*TASK DETAILS*
From the data below, return each line in which the string "accel" is found.

Data records for software interfaces:
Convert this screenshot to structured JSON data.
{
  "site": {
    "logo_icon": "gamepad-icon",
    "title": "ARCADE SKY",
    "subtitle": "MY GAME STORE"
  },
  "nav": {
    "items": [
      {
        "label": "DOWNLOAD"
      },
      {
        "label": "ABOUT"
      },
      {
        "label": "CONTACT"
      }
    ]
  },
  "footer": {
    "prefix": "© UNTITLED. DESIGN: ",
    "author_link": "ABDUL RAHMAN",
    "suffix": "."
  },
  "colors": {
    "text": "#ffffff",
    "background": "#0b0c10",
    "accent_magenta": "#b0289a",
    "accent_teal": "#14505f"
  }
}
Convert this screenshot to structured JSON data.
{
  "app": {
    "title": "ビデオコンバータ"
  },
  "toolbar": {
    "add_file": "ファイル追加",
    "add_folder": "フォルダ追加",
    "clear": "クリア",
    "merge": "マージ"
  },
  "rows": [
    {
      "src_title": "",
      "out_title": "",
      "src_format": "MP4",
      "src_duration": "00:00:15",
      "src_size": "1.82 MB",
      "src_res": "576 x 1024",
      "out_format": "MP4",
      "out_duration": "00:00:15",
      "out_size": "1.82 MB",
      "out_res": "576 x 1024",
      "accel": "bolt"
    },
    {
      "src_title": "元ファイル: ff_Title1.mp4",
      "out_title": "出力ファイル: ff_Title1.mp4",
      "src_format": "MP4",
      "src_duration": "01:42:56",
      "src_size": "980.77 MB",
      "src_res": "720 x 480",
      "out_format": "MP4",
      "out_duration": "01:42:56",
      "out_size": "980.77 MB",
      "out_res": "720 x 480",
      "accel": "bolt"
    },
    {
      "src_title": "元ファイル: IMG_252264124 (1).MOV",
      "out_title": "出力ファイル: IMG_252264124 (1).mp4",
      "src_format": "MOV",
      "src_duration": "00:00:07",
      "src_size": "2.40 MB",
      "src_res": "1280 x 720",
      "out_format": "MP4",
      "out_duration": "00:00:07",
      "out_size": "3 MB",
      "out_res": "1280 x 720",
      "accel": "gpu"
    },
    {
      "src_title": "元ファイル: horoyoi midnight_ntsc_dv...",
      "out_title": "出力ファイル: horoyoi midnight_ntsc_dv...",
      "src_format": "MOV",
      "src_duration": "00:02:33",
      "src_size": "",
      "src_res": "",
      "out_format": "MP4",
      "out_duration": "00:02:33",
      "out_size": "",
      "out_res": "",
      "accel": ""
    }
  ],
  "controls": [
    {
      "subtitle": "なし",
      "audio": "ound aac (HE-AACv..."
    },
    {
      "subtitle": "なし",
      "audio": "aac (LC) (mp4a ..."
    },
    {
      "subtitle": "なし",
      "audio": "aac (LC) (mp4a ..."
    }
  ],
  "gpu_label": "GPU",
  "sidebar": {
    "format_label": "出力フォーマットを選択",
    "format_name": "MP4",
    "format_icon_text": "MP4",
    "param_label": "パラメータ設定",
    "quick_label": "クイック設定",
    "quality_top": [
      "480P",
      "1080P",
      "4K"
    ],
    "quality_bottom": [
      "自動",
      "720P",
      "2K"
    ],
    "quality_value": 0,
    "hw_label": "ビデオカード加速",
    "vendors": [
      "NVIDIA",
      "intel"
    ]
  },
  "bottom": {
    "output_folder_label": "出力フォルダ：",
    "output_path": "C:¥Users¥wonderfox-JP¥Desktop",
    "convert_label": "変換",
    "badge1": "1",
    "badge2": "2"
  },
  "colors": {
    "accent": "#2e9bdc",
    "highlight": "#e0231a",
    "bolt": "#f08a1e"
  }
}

*ANSWER SPACE*
      "accel": "bolt"
      "accel": "bolt"
      "accel": "gpu"
      "accel": ""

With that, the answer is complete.